The Santa Barbara Health Initiative was conceived in an environment where a major public health care program for low income and medically needy persons (called Medi-Cal in California) was facing uncontrolled rising costs, decreasing levels of participation by providers, and ineffective and largely unresponsive centralized administration by the state government. By 1982, inflationary trends had helped push Medicaid spending to $4.8 billion, and California was facing a massive budget deficit. Additionally, the state system exerted minimal control over the ways in which beneficiaries received services. This meant that duplicative and unnecessary medical services were frequently obtained and reimbursed, and “doctor-shopping” was a common phenomenon among recipients. Furthermore, low reimbursement rates for providers contributed to decreasing participation, which in turn led to problems with access to primary medical care. As a result, inappropriate use of hospital emergency departments became more common, which contributed to rising program costs. Finally, beneficiaries and providers alike were frustrated by the centralized nature of the program, which showed a decreasing ability to respond to the needs of these groups.

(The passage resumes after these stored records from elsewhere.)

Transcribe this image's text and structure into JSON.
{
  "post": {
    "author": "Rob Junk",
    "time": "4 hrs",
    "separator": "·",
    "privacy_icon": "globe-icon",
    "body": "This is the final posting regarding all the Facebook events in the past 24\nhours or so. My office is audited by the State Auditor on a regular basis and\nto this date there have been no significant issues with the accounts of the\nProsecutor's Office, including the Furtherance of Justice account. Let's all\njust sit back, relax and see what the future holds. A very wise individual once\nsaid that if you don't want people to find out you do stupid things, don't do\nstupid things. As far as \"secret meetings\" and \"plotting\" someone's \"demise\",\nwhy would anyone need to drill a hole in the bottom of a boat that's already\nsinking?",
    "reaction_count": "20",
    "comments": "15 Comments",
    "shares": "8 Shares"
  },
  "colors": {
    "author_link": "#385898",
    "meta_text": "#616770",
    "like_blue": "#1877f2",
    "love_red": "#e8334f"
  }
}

Massive and complicated program regulations limited the state’s ability to make changes in the program needed to ensure access and at the same time contain rising costs.
The target population most directly affected by the Medicaid Demonstration Project is composed of all individuals in Santa Barbara County determined to be eligible for Medicaid services under criteria established by state and Federal law (average monthly eligible is over 20,800). In California, this includes recipients of public assistance (aged, blind, disabled, and families), medically needy qualifying under the same categories, and other needy persons, like medically indigent women in need of obstetrical care.
The Santa Barbara Health Initiative (SBHI) is unique in its goals and in its approach. It is different from standard Medicaid administration in three ways: First, primary care physicians are responsible for managing the health care of their Medicaid patients. Second, physicians are paid on a per capita basis. Lastly, this medical service delivery program is locally managed.
The program's principal documentable accomplishment is that health care providers—primary care physicians, specialists, hospitals, and pharmacists—are substantially more satisfied with the management of the Medi-Cal system than they were before. In terms of cost, the terms of the SBHI contract call for it to be paid at 95 percent of what it would otherwise have cost Medi-Cal to administer the program. Thus, in nominal terms, the SBHI purportedly saves 5 percent of Medi-Cal costs. In addition, quality of care probably has also improved, but there is no direct documentation to serve as evidence.